"I recommend you read the book." — Katherine Bouton, The New York Times
"A remarkable achievement with surprising conclusions." — Andrew Weil, M.D.
Careful not to confuse correlation with causation. Also, the subjects - often referred to as the "Termites" - were all selected because they have high IQ's. Read morePublished 1 month ago by SueDonym
This is an interesting read aimed at the average person. It's based on the long-term study of 1500 or so middle-class Americans and the conclusions the authors drew from this study... Read morePublished 5 months ago by William J. Fallon
Good book and was enjoyed. On time with delivery and in great condition. Price was great for a hardcover, and
was what was desired and requested. Read more

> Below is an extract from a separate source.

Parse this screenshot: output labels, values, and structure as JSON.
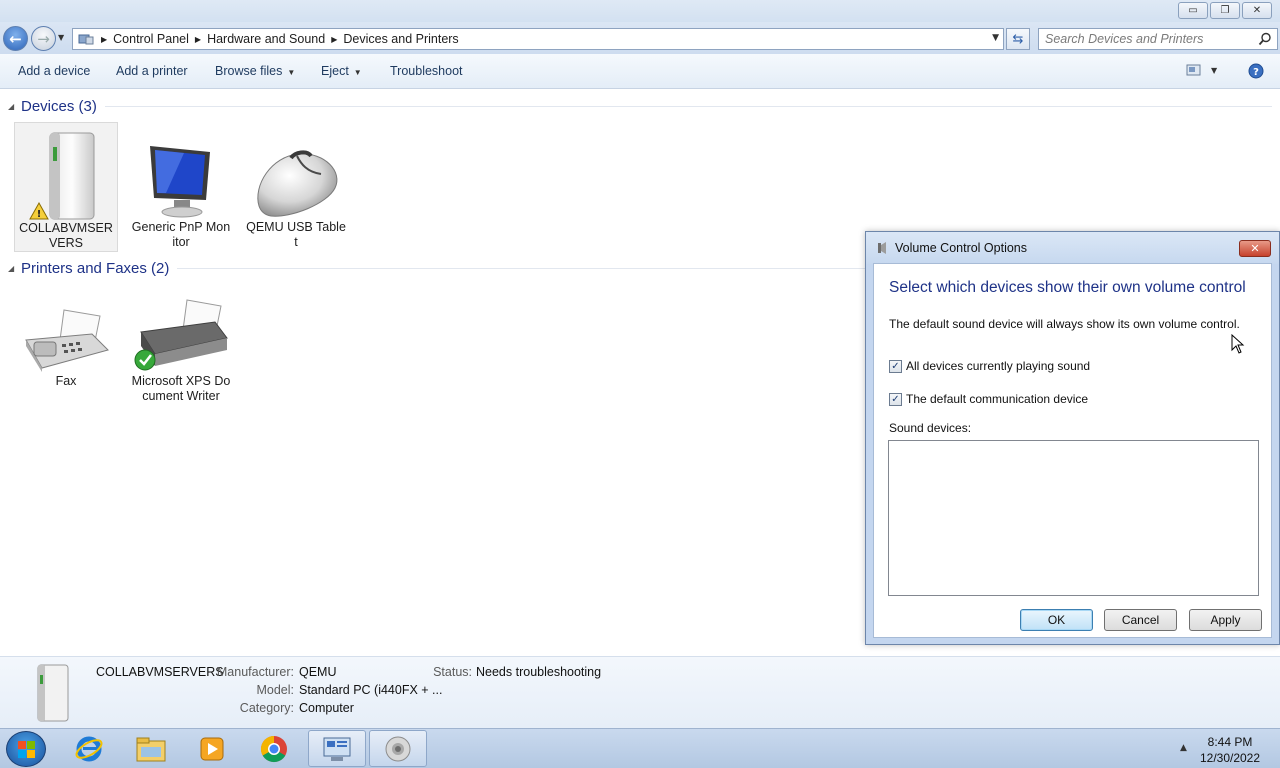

Here are some of the revelations: It’s not those with cheerfulness or sociability that live longest, but the conscientious ones who are well organized, prudent and dependable. Read morePublished 8 months ago by G. E. Balch